I recently had the pleasure of shooting a story for Audi in Portugal for online and social media usage. I wanted to involve surfers, incorporate as much natural light as possible and utilise the beautiful Algarvian surroundings to showcase the updated Audi Q3. Due to the final usage of the photos, I was awarded a very open and flexible brief to work to and had the car for two weeks in total - an eternity by automotive photography standards!
Shooting in the Algarve during late summer is always going to deliver predictable weather and minimal unforeseeable variables. This is an absolute pleasure for photography of any type. Due to this predictability I was awarded the liberty to shoot where I wanted, when I wanted. Take the shot above for example. I wanted a location where the sun would rise directly behind the car whilst being specifically located on a pier. There are a plethora of tools available online to calculate precisely where the sun will be at any given time, couple this with an overlaid map view and you have a very powerful way of preparing your shoot locations.
A quick search for car-friendly piers along the coast revealed this one, which happened to align perfectly with sunrise.
One of the benefits of jobs like these are the ability to create new relationships. I knew I had a car for two weeks and an open brief, therefor had the freedom to collaborate with people I thought would increase the value of my story. I drove around, Googled and even spoke to strangers for a few days prior to the car delivery in order to create a general plan for the shoot. I needed models, locations, props and permissions. These can all be attained with relative ease with just a little bit of diplomatic competence and the knowledge that failure and refusals are part and parcel to reaching your goal here.
The idea in the pre-shoot stage is to shoot as many photos as possible, shots from obscure angles, shots from the hip, shots that you think may turn out utterly ridiculous. The goal is to achieve a mood for the series of photos, this can be pre-planned but I prefer to experiment in order to create my feel. Meet people, talk to strangers, ask questions of those more knowledgable about your subject. Despite living in Australia for over 10 years, surfing was something I knew nothing about. I spent one whole day at Amado beach on the west coast of the Algarve just meeting surfers and talking to them about their sport. I photographed them and I was eventually referred to a custom surfboard crafter who operated out of Aljezur. You can view a couple of these samples shots below.
Joao of Barbudas Surfboards in Aljezur instantly struck me as a man who took pride in his work, he operated out of an inconspicuous shed on a quiet side-street. Inside revealed a completely bespoke workspace, tailored to suit his exacting needs. It was humble, creative and perfectly engineered and most of all, it reflected his character down to a T. I spoke to him about my project and he agreed to provide some of his boards for my shoot. Every time I visit Portugal I drop by Joaos' place, not because I need to but because I want to. The true beauty of my job really becomes apparent when I get to forge relationships like this as a result of my shoots.
The Q3 was a great companion during my time in Portugal and proved more than capable for all my photographic duties.

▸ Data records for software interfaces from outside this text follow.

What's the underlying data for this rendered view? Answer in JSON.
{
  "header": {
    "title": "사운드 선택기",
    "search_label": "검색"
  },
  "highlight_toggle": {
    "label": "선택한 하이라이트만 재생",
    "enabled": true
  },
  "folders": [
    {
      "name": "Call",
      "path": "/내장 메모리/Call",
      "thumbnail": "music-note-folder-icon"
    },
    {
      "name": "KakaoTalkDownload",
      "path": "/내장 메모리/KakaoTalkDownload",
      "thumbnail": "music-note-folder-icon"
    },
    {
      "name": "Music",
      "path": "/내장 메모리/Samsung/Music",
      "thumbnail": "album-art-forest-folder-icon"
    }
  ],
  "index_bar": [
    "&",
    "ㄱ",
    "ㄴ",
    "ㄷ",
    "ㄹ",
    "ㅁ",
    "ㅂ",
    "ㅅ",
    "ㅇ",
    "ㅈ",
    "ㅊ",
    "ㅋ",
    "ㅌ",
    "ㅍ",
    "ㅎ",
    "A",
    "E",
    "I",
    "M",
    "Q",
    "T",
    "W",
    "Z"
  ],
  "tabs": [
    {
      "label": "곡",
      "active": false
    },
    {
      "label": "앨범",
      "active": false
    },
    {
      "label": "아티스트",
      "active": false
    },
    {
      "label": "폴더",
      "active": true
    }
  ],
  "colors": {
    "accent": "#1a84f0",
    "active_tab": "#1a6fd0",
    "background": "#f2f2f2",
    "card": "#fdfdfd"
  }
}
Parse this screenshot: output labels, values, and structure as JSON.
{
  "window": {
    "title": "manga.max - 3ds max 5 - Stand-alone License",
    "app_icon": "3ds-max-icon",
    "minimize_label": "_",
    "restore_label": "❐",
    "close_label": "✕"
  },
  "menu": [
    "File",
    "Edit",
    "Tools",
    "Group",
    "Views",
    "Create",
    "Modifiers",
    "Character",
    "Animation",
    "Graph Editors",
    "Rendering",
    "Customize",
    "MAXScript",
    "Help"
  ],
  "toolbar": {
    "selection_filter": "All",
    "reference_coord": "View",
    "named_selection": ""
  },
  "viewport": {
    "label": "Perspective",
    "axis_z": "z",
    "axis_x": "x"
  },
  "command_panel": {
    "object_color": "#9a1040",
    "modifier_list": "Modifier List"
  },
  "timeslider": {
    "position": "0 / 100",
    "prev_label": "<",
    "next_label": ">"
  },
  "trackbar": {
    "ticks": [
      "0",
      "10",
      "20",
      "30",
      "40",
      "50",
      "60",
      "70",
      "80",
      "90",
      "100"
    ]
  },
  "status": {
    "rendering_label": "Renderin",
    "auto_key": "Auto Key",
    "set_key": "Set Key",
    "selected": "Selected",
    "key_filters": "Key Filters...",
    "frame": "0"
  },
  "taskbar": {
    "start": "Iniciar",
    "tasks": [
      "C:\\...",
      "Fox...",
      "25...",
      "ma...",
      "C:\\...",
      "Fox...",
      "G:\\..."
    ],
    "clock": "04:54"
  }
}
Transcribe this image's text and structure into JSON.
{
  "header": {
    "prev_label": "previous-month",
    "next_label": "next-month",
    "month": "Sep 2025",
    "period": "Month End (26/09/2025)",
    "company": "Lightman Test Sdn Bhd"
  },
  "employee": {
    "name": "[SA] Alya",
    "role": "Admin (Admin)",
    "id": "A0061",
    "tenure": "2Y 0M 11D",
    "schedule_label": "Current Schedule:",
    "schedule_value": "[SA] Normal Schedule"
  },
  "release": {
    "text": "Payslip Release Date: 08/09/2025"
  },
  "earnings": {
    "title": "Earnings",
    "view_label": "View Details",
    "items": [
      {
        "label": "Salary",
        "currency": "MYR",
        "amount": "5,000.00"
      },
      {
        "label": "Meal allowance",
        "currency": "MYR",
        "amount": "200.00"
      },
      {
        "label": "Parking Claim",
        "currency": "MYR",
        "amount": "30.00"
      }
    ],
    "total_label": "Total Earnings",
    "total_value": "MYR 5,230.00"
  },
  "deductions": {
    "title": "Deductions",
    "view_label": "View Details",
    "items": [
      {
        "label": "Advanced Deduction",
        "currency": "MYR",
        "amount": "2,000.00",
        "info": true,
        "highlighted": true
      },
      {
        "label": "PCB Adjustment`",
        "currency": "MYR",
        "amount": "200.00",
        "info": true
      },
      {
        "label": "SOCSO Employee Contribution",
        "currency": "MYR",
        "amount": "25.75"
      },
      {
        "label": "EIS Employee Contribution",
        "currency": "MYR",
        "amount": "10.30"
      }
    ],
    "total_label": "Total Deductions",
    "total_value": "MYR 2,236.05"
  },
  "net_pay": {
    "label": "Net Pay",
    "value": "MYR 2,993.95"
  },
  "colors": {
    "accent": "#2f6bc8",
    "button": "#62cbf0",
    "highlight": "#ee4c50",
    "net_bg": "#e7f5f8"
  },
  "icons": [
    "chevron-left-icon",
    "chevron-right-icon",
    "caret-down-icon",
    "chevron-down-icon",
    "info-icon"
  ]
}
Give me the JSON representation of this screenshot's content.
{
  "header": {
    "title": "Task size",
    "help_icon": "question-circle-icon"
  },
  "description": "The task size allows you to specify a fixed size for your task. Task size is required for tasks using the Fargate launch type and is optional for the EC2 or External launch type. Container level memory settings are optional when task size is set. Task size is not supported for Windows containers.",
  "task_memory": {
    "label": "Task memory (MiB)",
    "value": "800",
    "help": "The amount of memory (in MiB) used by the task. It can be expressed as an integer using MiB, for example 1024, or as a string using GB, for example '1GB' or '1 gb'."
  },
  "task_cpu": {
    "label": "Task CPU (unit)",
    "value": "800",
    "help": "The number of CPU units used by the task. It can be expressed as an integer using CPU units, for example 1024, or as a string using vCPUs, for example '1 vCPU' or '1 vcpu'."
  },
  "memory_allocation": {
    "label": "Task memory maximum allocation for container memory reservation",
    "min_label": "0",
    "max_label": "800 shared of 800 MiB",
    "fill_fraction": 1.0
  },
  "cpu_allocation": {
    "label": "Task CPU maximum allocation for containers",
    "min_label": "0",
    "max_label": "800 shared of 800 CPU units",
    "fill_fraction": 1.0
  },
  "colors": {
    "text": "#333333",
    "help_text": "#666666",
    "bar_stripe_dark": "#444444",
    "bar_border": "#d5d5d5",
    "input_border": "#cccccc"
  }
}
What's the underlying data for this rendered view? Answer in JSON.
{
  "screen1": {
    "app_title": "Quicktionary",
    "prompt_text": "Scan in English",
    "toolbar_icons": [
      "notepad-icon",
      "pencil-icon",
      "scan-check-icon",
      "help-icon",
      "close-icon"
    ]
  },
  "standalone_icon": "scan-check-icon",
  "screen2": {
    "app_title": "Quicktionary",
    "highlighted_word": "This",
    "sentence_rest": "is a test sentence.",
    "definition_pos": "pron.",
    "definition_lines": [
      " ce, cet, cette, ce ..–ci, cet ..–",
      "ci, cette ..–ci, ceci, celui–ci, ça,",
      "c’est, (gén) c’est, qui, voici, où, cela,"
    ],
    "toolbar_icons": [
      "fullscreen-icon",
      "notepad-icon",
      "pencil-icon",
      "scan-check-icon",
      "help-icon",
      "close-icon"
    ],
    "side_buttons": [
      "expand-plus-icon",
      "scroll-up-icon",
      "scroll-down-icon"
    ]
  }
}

I plan to cover a lot more of the subjects which I touched on in this post in my future content. Relationships are essential in the successful operation of a self-employed business arrangement. When clients, models, agents and even rental equipment companies like to work with you, you have a much better chance of progressing with your career. When you work with people you like you will witness your results become much more natural and effective. I try to approach this aspect of the business how I do my every day life, treat others like you would like to be treated and you can't fail! Well that and..Shoot shoot shoot!